EXERCISE REQUIREMENTS
Across the records below, how many lines include the string "content"? State the number and nothing more.

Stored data
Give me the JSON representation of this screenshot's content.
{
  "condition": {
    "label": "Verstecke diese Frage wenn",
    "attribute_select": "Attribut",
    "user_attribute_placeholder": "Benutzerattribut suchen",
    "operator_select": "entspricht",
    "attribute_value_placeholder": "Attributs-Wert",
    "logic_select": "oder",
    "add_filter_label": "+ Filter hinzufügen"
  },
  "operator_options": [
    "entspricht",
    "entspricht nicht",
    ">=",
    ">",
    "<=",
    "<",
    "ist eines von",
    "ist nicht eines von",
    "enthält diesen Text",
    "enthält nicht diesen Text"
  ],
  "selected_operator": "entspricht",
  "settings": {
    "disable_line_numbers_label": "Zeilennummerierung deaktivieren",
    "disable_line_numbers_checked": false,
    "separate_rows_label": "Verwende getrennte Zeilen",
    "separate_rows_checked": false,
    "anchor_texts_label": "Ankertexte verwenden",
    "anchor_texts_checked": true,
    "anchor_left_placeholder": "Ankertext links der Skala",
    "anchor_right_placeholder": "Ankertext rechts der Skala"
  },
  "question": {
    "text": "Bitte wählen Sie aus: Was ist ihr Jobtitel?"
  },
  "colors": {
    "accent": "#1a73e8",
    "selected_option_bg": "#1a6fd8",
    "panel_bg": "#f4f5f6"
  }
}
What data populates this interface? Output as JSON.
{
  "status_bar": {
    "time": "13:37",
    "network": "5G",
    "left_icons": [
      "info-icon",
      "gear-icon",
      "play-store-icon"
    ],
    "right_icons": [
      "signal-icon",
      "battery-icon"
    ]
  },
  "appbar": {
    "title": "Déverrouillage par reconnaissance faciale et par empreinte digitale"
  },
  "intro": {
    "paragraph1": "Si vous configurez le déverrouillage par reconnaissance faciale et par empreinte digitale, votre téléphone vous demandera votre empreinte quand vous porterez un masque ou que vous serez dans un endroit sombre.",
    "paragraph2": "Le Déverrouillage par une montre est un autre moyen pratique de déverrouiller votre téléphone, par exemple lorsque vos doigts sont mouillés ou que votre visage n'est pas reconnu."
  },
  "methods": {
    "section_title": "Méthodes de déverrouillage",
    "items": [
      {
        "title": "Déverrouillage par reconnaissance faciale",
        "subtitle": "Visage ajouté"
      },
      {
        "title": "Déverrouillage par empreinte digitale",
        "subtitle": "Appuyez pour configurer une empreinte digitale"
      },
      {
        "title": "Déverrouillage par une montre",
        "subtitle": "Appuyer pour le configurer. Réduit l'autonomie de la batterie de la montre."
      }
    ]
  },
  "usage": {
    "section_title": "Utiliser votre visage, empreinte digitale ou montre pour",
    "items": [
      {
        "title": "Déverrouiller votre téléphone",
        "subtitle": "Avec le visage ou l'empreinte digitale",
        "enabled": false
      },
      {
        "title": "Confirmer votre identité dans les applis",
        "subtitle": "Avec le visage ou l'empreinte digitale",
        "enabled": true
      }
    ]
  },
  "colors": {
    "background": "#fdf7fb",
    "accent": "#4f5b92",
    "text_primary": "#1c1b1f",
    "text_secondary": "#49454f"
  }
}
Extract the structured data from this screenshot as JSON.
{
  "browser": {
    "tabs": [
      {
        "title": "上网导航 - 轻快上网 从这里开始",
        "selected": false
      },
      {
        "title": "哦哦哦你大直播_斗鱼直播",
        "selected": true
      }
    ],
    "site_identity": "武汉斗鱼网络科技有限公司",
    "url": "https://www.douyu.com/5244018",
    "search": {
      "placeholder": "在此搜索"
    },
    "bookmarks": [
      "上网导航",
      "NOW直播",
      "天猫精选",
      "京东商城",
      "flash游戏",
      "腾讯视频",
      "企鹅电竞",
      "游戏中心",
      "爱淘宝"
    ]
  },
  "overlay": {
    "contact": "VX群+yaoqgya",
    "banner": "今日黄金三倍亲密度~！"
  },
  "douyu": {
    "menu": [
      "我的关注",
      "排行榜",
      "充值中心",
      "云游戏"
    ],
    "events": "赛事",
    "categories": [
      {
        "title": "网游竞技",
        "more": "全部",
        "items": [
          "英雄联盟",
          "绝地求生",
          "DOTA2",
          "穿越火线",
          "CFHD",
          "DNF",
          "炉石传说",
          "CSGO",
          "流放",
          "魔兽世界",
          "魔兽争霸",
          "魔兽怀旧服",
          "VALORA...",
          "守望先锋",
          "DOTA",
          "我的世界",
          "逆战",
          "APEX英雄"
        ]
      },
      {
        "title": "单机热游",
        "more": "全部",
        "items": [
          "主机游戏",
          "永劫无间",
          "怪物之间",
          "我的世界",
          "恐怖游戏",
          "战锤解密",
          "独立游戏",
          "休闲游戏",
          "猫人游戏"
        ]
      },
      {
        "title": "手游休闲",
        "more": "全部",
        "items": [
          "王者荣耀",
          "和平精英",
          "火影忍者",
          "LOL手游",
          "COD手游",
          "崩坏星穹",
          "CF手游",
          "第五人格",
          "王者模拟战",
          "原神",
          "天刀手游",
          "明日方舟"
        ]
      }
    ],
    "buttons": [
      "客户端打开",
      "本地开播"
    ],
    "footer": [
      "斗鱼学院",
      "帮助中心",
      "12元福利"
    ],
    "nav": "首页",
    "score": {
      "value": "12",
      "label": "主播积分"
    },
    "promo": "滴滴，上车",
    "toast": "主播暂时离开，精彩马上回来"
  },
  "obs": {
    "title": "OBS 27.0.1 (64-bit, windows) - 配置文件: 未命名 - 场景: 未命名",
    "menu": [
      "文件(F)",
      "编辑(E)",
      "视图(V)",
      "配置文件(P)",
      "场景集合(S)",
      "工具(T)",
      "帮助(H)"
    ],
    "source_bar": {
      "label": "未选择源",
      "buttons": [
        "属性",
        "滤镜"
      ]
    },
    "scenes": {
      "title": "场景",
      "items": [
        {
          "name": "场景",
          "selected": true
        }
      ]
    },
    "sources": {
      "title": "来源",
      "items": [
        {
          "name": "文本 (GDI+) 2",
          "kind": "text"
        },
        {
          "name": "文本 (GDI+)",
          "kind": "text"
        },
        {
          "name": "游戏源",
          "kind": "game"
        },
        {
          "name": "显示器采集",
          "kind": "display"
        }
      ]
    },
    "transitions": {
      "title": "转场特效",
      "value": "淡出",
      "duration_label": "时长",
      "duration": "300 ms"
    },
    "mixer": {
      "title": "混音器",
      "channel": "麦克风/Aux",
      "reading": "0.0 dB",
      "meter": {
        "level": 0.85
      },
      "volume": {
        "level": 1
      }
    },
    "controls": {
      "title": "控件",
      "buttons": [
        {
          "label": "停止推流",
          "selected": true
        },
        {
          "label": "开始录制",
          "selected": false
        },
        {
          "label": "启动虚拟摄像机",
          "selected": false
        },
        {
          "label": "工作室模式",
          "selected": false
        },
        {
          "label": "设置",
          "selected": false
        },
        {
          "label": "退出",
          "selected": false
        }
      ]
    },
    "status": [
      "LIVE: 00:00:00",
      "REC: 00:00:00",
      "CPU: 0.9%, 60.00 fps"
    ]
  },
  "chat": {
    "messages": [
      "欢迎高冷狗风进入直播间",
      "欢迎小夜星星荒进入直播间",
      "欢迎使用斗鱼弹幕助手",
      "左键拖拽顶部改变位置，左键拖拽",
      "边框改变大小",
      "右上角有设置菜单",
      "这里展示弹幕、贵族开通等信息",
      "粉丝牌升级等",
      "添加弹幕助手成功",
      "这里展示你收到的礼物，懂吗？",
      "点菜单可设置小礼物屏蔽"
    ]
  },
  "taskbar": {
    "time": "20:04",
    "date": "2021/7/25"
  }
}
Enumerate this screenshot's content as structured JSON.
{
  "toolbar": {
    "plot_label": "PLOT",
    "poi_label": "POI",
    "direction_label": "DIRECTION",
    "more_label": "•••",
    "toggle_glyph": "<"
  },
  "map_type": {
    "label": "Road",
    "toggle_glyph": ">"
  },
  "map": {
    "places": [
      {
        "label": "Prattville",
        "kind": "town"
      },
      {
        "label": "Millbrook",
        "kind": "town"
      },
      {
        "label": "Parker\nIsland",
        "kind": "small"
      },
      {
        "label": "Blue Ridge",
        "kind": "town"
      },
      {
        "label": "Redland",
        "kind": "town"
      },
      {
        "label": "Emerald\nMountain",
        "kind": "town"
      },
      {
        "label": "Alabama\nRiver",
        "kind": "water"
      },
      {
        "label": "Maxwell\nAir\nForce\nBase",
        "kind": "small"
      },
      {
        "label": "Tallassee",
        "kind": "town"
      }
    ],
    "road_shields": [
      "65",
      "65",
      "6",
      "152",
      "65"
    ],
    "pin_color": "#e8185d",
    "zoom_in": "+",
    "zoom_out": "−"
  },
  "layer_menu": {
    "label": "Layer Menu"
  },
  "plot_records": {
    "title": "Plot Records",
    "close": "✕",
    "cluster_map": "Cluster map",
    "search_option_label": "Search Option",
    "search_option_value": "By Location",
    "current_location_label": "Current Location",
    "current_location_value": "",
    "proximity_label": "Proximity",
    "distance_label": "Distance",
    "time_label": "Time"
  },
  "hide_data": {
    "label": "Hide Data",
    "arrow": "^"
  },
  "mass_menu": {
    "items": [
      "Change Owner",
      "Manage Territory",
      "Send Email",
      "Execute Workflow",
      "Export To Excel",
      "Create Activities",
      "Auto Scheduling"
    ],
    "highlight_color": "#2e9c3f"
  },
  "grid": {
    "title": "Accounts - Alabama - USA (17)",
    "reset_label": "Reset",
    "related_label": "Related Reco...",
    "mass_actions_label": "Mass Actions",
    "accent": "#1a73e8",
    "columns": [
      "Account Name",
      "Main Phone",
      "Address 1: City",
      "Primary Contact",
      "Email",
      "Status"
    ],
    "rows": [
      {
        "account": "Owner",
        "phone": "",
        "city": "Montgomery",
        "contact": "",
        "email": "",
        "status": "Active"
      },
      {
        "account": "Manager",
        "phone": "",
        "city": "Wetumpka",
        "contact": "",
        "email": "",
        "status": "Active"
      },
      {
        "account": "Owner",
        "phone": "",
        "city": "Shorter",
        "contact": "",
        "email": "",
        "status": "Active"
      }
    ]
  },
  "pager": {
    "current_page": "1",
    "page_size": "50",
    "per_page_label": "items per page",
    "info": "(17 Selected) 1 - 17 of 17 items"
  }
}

SOLVED EXERCISE
2